The answer to these questions is unequivocally “no”!
So, in the days following George Floyd’s death, when our nation’s streets are full of protesters, violence and opportunistic rioting, I have been asked by my white colleagues and friends, “As a white person, what can I do?” I think the answer is found in the parable of the Good Samaritan, which is to treat others as you would like to be treated.
You don’t have be African American to stand against racism. Watch the Bryan Stevenson TED Talk. As Mike Kaufmann said, learn about our country’s history of slavery, Reconstruction, Jim Crow and the ongoing impacts of life in contemporary America. Do not become party to the silent, insidious institutional racism that comfortably exists in corporate environments. Reach out to our HR team and ask for books to read or ideas for team activities. Be vulnerable. Be curious. Brush aside old habits, and learn new ones. Be supportive and embody the actions of the Good Samaritan.
Bottom line, first look in the mirror.
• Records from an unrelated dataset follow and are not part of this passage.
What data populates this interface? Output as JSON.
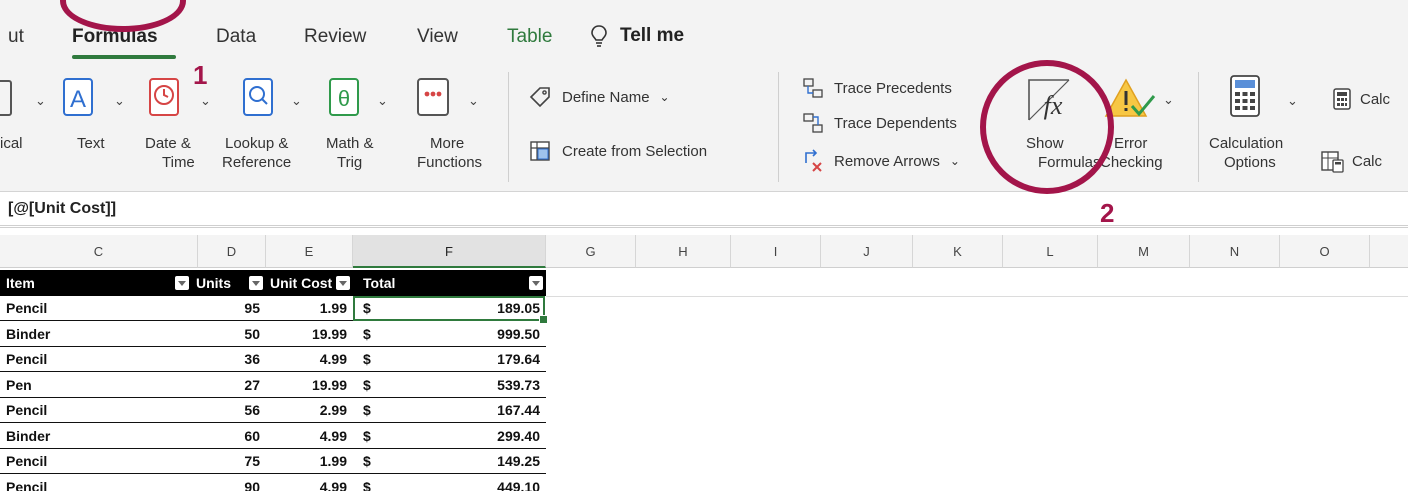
{
  "tabs": [
    {
      "label": "ut",
      "active": false
    },
    {
      "label": "Formulas",
      "active": true
    },
    {
      "label": "Data",
      "active": false
    },
    {
      "label": "Review",
      "active": false
    },
    {
      "label": "View",
      "active": false
    },
    {
      "label": "Table",
      "active": false
    }
  ],
  "tell_me": {
    "label": "Tell me",
    "icon": "lightbulb-icon"
  },
  "ribbon": {
    "logical": {
      "label": "ical"
    },
    "text": {
      "label": "Text",
      "color": "#2f6fd0"
    },
    "date_time": {
      "label_line1": "Date &",
      "label_line2": "Time",
      "color": "#d64545"
    },
    "lookup": {
      "label_line1": "Lookup &",
      "label_line2": "Reference",
      "color": "#2f6fd0"
    },
    "math": {
      "label_line1": "Math &",
      "label_line2": "Trig",
      "glyph": "θ",
      "color": "#2f9a4b"
    },
    "more": {
      "label_line1": "More",
      "label_line2": "Functions",
      "glyph": "···",
      "color": "#d64545"
    },
    "define_name": {
      "label": "Define Name"
    },
    "create_from_selection": {
      "label": "Create from Selection"
    },
    "trace_precedents": {
      "label": "Trace Precedents"
    },
    "trace_dependents": {
      "label": "Trace Dependents"
    },
    "remove_arrows": {
      "label": "Remove Arrows"
    },
    "show_formulas": {
      "label_line1": "Show",
      "label_line2": "Formulas",
      "glyph": "fx"
    },
    "error_checking": {
      "label_line1": "Error",
      "label_line2": "Checking"
    },
    "calc_options": {
      "label_line1": "Calculation",
      "label_line2": "Options"
    },
    "calc_now": {
      "label": "Calc"
    },
    "calc_sheet": {
      "label": "Calc"
    }
  },
  "formula_bar": {
    "text": "[@[Unit Cost]]"
  },
  "columns": [
    "C",
    "D",
    "E",
    "F",
    "G",
    "H",
    "I",
    "J",
    "K",
    "L",
    "M",
    "N",
    "O"
  ],
  "table": {
    "headers": [
      "Item",
      "Units",
      "Unit Cost",
      "Total"
    ],
    "rows": [
      {
        "item": "Pencil",
        "units": "95",
        "cost": "1.99",
        "cur": "$",
        "total": "189.05"
      },
      {
        "item": "Binder",
        "units": "50",
        "cost": "19.99",
        "cur": "$",
        "total": "999.50"
      },
      {
        "item": "Pencil",
        "units": "36",
        "cost": "4.99",
        "cur": "$",
        "total": "179.64"
      },
      {
        "item": "Pen",
        "units": "27",
        "cost": "19.99",
        "cur": "$",
        "total": "539.73"
      },
      {
        "item": "Pencil",
        "units": "56",
        "cost": "2.99",
        "cur": "$",
        "total": "167.44"
      },
      {
        "item": "Binder",
        "units": "60",
        "cost": "4.99",
        "cur": "$",
        "total": "299.40"
      },
      {
        "item": "Pencil",
        "units": "75",
        "cost": "1.99",
        "cur": "$",
        "total": "149.25"
      },
      {
        "item": "Pencil",
        "units": "90",
        "cost": "4.99",
        "cur": "$",
        "total": "449.10"
      }
    ]
  },
  "annotations": {
    "step1": "1",
    "step2": "2",
    "color": "#a3154a"
  }
}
If you need to, try to change your individual behavior and attitudes and then move on. Work to change the systems around us for the better. In most cases, I have found that true earnest effort (even if it’s not perfect) will be met with grace. You and your genuine effort are enough for me.
For most of my life, I have had moments where I felt hopeless and pessimistic about racial justice. Lately, I’ve just felt numb. I feel like one atrocity is happening after another. The headlines of my constant breaking news text feed reads “tragic killing” of “insert name here” African American man, woman, girl or boy in “insert state or town.” The hashtag slogans constantly shifting. The cry used to be “Hands up, don’t shoot” then “I can’t breathe.”
Then, there was Black Lives Matter vs. All Lives Matter.
Progress has just seemed out of reach. Truly, I have felt alone and helpless, with the pain all running together, ending in the constant and ridiculous platitudes of “thoughts and prayers” or “rest in peace.”
I admit, I am still a work in progress. But, somehow despite all of this needless suffering, I have over and over returned to my faithfulness. Faith is the substance of things hoped for, the evidence of things not seen. Lately, it has been very hard to find visible evidence that progress is achievable. In fact, at times, events look retrograde, returning to the days of George Wallace, Ross Barnett and Bull Conner.
And yet, I dig down and find some tiny morsel of faithfulness. My forefathers’ and mothers’ faithfulness is one key reason for my mere existence here today. As many of you know, I am a proud mom to two African-American teenagers. And frankly, for anyone of any race, becoming a parent is a profound act of optimism, an optimistic belief that the world will be better for future generations.
I would urge that each one of us, as leaders in our business, our homes and our communities, try, even in these bleak days, not to sink to cynicism and pessimism. Instead, be a light. Speak up against those who seek to convey the rhetoric that systematic racism is not real. Be a witness. Continue forward.
I know in my heart, even on my worst days, I strive to live our values. To be a fair and inclusive leader whereby all points of view are heard and respected. I know I may not always get it right, but that’s OK. Genuine effort, not perfection, is what we all need right now. With the Good Samaritan in mind, I would ask that we all show effort, encourage others, have faith in the possibility of progress, and strive towards a better future.
With care and respect,